Normally, food in the stomach becomes glucose or sugar. Sugar enters the bloodstream from the stomach. The pancreas secretes the insulin hormone that causes glucose enter to cells. As a result, blood glucose levels remain balanced. In diabetes, the insulin of blood is not enough or the existing insulin is not able to work properly.
By this action, blood sugar cannot effectively enter the cells of the body. And its value goes up. Insulin is a hormone secreted by the beta cells located in the pancreas. Insulin hormones lowers the blood glucose levels. The pancreas is also one of the digestive glands located behind the stomach. High levels of high blood glucose can cause complications in the cardiovascular, kidney, eye and nervous system.
Types of Diabetes
Type 1 Diabetes:
Generally, is categorized into four types of type 1, type 2, gestational diabetes and other types. In type 1, contain 15% of total types, insulin production stops by insulin-forming cells. Hence, patients with type1 inject insulin to body daily. Also called “insulin-dependent “. Type 1 often occurs up to 30 years old people, so it’s called “diabetes mellitus”.
Type 2 Diabetes:
Type 2 occurs in adults over 30 years old with overweight. Such disease contain 85-90% of total diabetes. Insulin produced from the pancreas does not work properly. In fact, the pancreas does not produce enough insulin, or that insulin secretion is lacking due to the resistance of the cells to insulin, especially in obese people. This type is also referred to as “non-insulin-dependent ” or “adult diabetes”.
3. Gestational diabetes:
Gestational is diagnosed for the first time during pregnancy. This type of diabetes is usually transient and improves after the completion of pregnancy. Women with gestational are at high risk for type 2.
Control principles of disease makes able to have a healthy life and prevent complications from disease.
Training, daily control, proper nutrition, physical activity and regular use of medications (pills or insulin injections).
Type 1 combine with symptoms such as thirst, urination, stuffy, weight loss, hunger and severe fatigue. Most of people with type 2 (about 50%) are unaware of their disease and can only diagnose their disease by testing their blood glucose. However, in the absence of optimal control, it may show similar symptoms to type 1.
There is a lot of research on the prevention of type 1, but there is still no definitive solution to prevent it. But in the case of type 2, research has clearly shown that proper nutrition and weight loss of 5-7% of the current weight, as well as regular exercise (150 minutes per week) in preventing disease.
Hypoglycemia (hypoglycemia) and its treatment
Hypo hypoglycemia (HYPOGLYCEMIA) or decreased blood glucose is the most important problem that occurs in diabetes, often due to insulin therapy.
The main causes of hypoglycemia are:

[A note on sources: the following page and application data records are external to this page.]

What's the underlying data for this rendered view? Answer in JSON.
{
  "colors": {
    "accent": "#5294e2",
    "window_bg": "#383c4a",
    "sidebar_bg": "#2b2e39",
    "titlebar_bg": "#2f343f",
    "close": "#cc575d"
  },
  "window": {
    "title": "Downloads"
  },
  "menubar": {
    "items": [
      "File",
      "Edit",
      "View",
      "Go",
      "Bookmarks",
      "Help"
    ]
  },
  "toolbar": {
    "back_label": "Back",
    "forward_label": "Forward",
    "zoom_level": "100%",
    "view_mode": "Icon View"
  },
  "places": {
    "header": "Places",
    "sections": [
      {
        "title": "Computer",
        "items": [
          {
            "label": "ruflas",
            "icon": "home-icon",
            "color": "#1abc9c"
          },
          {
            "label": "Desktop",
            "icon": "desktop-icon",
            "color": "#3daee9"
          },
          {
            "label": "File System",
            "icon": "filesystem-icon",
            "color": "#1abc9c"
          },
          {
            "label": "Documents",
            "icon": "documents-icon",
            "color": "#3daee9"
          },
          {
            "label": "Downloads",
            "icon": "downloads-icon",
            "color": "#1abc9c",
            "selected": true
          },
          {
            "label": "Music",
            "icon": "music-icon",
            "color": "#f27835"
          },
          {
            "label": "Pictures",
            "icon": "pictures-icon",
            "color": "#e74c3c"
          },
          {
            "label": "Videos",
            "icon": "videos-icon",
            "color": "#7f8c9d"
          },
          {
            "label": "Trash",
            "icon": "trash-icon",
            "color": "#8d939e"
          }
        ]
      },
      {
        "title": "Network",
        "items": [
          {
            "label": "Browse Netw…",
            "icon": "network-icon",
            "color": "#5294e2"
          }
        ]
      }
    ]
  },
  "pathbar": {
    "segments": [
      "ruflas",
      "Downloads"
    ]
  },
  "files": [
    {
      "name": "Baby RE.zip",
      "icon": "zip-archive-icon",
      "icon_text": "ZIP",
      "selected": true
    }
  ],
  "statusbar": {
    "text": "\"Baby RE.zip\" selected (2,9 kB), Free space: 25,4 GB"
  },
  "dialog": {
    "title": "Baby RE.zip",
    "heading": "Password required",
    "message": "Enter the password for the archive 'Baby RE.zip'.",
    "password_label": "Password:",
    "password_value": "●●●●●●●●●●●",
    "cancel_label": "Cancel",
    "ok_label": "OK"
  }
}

- Inject a high dose of insulin or take some blood glucose lowering drugs such as sulfonylureas and MEGLITINIDES. Other drugs, such as alpha-glycosidase inhibitors, benignant and THIAZOLIDINEDIONES, may also cause hypoglycemia when taken with other medicines.
- Increase physical activity or exercise
- Delaying meals or removing meals
- Consumption of small meals.
- High alcohol consumption